Return a copy of each line in the listing that includes the word "people".

(EXTRACTED INFORMATION begins)

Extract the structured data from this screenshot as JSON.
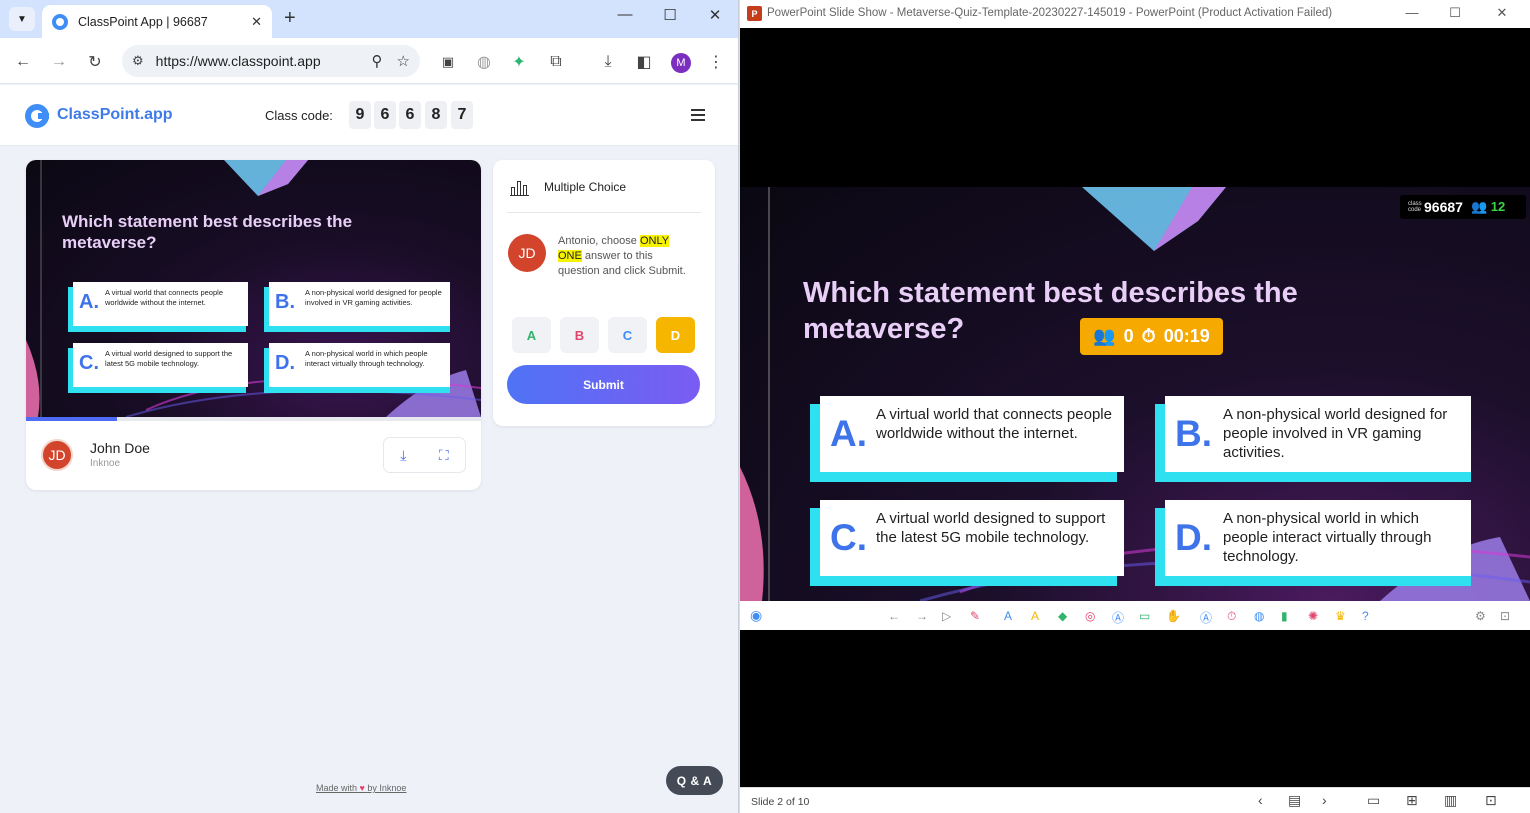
{
  "browser": {
    "tab_title": "ClassPoint App | 96687",
    "tab_close": "✕",
    "new_tab": "+",
    "url": "https://www.classpoint.app",
    "profile_initial": "M",
    "win_min": "—",
    "win_max": "☐",
    "win_close": "✕"
  },
  "classpoint": {
    "brand": "ClassPoint.app",
    "class_code_label": "Class code:",
    "class_code_digits": [
      "9",
      "6",
      "6",
      "8",
      "7"
    ],
    "mini_question": "Which statement best describes the metaverse?",
    "presenter_initials": "JD",
    "presenter_name": "John Doe",
    "presenter_org": "Inknoe",
    "question_type": "Multiple Choice",
    "student_initials": "JD",
    "instruction_pre": "Antonio, choose ",
    "instruction_hl1": "ONLY",
    "instruction_hl2": "ONE",
    "instruction_post": " answer to this question and click Submit.",
    "options": [
      "A",
      "B",
      "C",
      "D"
    ],
    "option_colors": [
      "#33b36b",
      "#e2456b",
      "#3f8ef5",
      "#f6b600"
    ],
    "selected_option": "D",
    "submit_label": "Submit",
    "footer_made": "Made with",
    "footer_by": "by Inknoe",
    "qa_label": "Q & A",
    "slide_progress": 0.2
  },
  "quiz": {
    "question": "Which statement best describes the metaverse?",
    "answers": [
      {
        "letter": "A.",
        "text": "A virtual world that connects people worldwide without the internet."
      },
      {
        "letter": "B.",
        "text": "A non-physical world designed for people involved in VR gaming activities."
      },
      {
        "letter": "C.",
        "text": "A virtual world designed to support the latest 5G mobile technology."
      },
      {
        "letter": "D.",
        "text": "A non-physical world in which people interact virtually through technology."
      }
    ]
  },
  "ppt": {
    "window_title": "PowerPoint Slide Show  -  Metaverse-Quiz-Template-20230227-145019 - PowerPoint (Product Activation Failed)",
    "class_word": "class",
    "code_word": "code",
    "class_code": "96687",
    "participants": "12",
    "responses": "0",
    "timer": "00:19",
    "slide_status": "Slide 2 of 10"
  }
}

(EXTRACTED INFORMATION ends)

### WRITTEN RESPONSE:
        "text": "A virtual world that connects people worldwide without the internet."
        "text": "A non-physical world designed for people involved in VR gaming activities."
        "text": "A non-physical world in which people interact virtually through technology."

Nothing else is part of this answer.